A great deal of the job of building morale in the force lies with the commissioner of police. He must set the tone and gather the men and women under his command around a common set of principles and a clear vision of the direction in which he wants to take the force. Commissioner Lewin came to the force in an atmosphere of suspicion and disenchantment among the rank-and-file. Many felt that he was being imposed on the force not having come up through the ranks. The fact that Commissioner Lewin was coming from the army and had knowledge of certain techniques that might be used in fighting crime, did not mitigate this concern.
If Commissioner Lewin is willing to admit it, he will admit that his public rhetorical outbursts when he first came to the job did nothing to win friends and influence the rankand-file. If anything, they exacerbated suspicion and distrust and heightened tensions. Although the tensions have not evaporated, having returned, he now has a golden opportunity to make a fresh start. He must use wisely what I would describe as the "empathy capital" that will come to him consequent on his return.
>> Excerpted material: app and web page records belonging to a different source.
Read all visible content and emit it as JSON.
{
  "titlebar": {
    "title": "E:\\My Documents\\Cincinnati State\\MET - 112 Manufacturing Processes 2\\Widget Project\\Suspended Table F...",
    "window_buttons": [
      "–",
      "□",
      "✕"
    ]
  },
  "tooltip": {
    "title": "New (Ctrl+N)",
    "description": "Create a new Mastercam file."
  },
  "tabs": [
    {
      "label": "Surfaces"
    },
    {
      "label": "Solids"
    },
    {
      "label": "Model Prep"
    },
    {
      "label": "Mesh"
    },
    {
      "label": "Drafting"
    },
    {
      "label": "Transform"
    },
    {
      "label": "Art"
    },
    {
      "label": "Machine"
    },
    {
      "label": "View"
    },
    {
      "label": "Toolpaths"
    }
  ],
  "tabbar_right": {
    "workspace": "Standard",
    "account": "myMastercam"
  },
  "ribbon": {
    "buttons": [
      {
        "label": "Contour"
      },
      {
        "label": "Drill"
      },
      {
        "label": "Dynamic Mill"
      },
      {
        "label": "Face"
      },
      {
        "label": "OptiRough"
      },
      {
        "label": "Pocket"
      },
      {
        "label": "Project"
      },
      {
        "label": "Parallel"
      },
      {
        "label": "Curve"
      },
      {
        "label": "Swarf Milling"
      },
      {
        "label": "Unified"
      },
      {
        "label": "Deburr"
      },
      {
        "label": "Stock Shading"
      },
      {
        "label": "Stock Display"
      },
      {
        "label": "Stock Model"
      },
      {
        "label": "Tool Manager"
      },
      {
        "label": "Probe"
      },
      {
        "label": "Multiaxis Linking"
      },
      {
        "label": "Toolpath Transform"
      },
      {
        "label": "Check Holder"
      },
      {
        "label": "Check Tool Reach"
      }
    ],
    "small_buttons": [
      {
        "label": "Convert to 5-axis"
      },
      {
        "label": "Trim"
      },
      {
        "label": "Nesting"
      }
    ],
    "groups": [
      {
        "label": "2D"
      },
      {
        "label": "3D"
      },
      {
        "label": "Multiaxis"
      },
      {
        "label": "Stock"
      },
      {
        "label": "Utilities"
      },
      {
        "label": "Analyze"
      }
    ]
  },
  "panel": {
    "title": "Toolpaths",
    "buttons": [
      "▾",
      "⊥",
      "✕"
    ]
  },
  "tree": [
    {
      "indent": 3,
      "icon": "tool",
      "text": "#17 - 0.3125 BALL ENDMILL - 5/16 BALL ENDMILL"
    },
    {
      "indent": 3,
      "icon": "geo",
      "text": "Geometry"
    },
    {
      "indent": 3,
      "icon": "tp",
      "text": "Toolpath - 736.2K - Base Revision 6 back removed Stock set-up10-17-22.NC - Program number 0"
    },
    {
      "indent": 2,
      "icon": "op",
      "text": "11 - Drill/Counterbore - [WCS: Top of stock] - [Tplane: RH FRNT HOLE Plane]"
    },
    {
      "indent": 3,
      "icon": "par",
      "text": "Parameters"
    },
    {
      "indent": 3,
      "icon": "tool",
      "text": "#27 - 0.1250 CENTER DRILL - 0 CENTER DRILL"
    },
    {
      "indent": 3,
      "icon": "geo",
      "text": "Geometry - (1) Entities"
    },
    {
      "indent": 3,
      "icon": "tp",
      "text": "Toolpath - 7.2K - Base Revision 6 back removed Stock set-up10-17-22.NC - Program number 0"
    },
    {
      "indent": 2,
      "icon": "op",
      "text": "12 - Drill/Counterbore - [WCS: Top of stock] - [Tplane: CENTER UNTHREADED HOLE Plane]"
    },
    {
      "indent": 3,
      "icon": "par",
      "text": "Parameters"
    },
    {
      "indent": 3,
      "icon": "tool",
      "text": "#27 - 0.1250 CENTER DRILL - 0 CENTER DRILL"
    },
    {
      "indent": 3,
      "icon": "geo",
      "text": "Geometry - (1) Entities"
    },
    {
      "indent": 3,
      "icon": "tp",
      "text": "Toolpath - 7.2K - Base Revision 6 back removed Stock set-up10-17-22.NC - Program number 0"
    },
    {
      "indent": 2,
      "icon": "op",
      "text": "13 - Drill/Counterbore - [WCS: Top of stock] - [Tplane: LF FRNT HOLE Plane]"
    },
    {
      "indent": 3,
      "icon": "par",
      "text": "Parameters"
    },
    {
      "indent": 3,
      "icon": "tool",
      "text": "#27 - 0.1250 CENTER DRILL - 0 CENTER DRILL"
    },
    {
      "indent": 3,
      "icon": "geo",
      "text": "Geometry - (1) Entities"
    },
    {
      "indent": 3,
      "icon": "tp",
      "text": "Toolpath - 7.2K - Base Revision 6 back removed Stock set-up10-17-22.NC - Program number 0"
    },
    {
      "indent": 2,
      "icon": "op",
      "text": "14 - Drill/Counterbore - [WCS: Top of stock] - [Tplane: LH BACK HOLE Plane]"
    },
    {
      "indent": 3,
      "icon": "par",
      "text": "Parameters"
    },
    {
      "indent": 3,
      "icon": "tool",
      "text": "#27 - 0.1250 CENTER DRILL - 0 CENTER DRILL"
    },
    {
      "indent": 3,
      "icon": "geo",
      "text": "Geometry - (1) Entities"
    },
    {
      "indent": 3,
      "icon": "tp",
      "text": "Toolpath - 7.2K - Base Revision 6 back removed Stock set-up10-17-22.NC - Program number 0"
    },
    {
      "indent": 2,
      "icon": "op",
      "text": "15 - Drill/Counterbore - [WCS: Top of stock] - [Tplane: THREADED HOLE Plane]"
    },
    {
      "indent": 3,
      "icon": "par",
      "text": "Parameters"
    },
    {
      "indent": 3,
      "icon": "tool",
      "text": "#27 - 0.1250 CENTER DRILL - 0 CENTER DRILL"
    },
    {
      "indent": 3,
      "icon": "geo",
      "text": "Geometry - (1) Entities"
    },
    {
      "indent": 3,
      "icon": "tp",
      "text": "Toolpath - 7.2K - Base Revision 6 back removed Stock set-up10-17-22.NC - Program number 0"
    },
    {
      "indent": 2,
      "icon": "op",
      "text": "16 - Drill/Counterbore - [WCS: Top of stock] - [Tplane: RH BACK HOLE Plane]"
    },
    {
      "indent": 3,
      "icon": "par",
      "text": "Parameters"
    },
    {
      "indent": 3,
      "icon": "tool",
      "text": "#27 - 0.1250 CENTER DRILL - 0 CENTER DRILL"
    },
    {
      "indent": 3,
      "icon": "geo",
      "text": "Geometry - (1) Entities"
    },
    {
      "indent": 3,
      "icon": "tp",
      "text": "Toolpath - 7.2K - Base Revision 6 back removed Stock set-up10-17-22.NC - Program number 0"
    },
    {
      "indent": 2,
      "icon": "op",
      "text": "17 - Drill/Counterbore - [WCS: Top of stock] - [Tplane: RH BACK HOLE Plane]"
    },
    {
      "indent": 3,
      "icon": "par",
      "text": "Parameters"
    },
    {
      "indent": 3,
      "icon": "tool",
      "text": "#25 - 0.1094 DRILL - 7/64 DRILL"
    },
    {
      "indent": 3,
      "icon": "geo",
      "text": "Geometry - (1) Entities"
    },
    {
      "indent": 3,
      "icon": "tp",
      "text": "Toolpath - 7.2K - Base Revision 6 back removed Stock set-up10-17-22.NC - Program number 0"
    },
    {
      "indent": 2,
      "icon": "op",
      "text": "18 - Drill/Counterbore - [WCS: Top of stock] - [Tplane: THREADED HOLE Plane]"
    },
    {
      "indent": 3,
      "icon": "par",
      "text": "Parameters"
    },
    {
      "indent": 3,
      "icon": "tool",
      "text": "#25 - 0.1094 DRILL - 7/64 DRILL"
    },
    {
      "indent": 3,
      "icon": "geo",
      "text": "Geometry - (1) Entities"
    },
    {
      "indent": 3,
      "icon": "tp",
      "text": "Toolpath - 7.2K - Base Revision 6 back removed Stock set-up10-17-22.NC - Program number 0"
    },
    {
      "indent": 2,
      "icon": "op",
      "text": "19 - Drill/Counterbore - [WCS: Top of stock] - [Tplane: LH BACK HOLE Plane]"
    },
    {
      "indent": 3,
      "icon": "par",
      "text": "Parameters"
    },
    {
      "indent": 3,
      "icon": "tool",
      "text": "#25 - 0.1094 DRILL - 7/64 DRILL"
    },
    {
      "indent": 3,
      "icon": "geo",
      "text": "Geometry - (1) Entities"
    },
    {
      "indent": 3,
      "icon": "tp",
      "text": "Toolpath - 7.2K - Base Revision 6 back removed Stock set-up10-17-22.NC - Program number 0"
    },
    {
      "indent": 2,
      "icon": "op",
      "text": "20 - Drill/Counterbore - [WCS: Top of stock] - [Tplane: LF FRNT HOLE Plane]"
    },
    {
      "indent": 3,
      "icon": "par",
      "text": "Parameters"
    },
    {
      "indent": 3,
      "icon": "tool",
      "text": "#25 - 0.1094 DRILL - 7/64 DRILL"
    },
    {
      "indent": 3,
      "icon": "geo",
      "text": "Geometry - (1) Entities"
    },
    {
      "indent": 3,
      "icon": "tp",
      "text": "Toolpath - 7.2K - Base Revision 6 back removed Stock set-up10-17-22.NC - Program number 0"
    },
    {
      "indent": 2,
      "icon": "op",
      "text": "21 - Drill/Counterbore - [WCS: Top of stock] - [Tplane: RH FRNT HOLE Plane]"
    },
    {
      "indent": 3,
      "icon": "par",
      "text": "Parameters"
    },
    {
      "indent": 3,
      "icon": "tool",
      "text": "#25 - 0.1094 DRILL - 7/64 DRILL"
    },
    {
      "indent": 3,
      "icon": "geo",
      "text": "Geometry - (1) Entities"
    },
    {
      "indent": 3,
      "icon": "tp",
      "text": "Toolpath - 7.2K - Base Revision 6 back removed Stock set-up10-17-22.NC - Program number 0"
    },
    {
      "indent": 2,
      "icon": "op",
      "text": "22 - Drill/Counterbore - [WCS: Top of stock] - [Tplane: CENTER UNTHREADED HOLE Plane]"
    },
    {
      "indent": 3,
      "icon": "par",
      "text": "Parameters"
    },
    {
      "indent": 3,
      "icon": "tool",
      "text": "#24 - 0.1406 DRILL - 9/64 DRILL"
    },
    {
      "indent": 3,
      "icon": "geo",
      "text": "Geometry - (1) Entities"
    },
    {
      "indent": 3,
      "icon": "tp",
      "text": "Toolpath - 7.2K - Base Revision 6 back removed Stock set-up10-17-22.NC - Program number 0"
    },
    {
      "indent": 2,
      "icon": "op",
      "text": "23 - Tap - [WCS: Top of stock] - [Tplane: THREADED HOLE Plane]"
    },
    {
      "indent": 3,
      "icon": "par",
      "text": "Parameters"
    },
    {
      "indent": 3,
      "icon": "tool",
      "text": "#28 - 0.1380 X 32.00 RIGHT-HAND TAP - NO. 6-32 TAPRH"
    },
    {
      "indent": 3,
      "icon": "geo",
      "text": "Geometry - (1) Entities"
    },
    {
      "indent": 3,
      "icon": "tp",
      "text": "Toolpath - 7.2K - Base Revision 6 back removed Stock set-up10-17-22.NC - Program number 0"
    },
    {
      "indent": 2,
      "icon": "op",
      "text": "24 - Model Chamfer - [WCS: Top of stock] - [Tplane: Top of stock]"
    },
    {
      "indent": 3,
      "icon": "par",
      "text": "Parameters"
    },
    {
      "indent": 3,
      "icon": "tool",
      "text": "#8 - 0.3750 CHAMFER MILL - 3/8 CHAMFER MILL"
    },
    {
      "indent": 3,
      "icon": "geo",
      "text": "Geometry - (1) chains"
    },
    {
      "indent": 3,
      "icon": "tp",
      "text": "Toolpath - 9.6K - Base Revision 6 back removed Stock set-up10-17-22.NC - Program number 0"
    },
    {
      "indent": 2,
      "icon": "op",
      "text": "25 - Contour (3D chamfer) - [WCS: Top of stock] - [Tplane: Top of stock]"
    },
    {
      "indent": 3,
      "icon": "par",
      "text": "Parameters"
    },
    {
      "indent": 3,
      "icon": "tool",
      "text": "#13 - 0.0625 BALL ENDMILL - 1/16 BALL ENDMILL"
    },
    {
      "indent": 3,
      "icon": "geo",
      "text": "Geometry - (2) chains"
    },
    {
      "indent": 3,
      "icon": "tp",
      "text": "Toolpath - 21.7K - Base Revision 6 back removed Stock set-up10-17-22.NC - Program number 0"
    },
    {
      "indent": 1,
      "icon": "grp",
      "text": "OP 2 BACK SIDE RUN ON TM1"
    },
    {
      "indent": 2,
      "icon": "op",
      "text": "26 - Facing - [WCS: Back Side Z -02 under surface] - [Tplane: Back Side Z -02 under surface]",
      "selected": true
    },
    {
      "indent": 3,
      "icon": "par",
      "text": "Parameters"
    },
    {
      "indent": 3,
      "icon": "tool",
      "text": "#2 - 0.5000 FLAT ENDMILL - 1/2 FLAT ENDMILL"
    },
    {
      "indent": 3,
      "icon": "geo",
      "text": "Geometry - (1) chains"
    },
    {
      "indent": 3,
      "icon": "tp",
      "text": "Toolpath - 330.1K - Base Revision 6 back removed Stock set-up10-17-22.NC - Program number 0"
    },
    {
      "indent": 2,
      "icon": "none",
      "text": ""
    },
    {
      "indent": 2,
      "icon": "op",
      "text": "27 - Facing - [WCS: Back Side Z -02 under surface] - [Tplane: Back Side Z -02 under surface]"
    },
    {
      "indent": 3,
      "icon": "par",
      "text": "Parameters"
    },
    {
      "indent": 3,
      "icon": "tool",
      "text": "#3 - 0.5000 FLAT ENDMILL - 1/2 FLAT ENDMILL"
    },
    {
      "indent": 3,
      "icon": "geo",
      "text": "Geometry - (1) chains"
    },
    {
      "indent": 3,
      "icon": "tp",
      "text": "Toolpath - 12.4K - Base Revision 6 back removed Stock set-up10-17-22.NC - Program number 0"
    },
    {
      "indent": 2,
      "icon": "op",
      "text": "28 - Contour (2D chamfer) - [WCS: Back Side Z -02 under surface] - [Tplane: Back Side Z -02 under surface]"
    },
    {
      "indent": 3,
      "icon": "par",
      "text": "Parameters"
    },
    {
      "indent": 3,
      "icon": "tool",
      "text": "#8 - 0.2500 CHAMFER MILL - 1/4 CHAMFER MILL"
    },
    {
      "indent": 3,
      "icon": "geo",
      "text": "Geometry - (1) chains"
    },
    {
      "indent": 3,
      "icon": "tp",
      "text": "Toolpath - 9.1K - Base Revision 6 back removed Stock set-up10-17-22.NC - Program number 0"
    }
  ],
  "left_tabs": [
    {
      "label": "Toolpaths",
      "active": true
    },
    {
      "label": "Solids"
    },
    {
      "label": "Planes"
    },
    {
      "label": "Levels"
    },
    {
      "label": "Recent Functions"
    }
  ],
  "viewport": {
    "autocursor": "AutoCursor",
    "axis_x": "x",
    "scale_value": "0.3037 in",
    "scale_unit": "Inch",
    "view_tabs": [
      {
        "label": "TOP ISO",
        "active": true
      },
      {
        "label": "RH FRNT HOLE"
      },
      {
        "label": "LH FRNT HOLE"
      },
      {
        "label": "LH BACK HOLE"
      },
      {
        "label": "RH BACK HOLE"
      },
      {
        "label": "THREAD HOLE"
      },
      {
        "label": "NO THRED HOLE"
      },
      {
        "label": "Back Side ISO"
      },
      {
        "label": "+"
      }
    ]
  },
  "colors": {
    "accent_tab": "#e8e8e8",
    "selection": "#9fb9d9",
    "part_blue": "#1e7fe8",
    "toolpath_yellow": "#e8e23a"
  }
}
There are those in the force who would wish he did not return, but the overwhelming majority is willing to give him a chance. There are still many reasonable men and women in the force and it does the commissioner no good to alienate them by painting them with wide swipes of a "corruption" or "criminal" brush.
He must grasp the extended hands and seek to build a relationship with those extending them. If you are going to be in relationship with people it cannot be on your terms only. The views of those who you wish to be in relationship with, however obnoxious and however much they may veer away from yours, must be listened to and respected. In other words, Mr Commissioner, every single member of the force must be made to feel by you that he or she matters and that they are stakeholders in the force you wish to build. Again, speak softly and carry a big stick.
In the meantime, the prime minister has announced that bold initiatives are coming to fight crime. You will forgive me if I sound a bit cynical in saying that we have heard of these bold initiatives in the past and the murder problem has only got worse. Who can forget the "bold initiatives" embarked on by the Manley regime in the 1970s to fight crimes committed by the gun? Can we forget the infamous gun court and the facility that was built to incarcerate perpetrators of gun violence?
Remember that it was painted red because it was intended to be dread. And what of the equally infamous Suppression of Crime Act which was the seed that has now flowered into the massive distrust and contempt with which the police is held by many, especially in the inner-city areas today.
What of the tried and failed policies of the subsequent JLP regime and those of the PNP that presided over the worst murder rate in the 18 years they were in office? The point I am making is that we have heard of these initiatives before, but what has changed, and what will change this time around? What we have done is to respond sporadically to flare-ups of murder, and as soon as things die down we go back to sleep in complacency that we do not have to worry.
Today, things are different. Year by year the murder rate grows, not only in sophistication, but in bestial cruelty. Because we have not treated the crime problem as a national crisis, we have not given it the sustained attention that it demands and so we react in knee-jerks with "bold initiatives" that seem not to drive any fear in the heart of the Jamaican brand of murderer that our society has cultivated and nourished over the years. Yes, there are elements of the crime problem that will require strong and resolute measures, but the law enforcement arm of government must be given the resources to do the job that they have put their lives on the line to do. A comprehensive view must be taken of the wellbeing of the men and women in the force in terms of remuneration, living conditions and the general environment in which they have to operate. A greater burden is placed on the government of the day to lead, to set the national tone that will inspire all well-thinking Jamaicans to join in the fight against crime. We cannot fail. We dare not fail, for to fail is to create a Jamaica run by a criminal enterprise.
stead 6655 @aol .com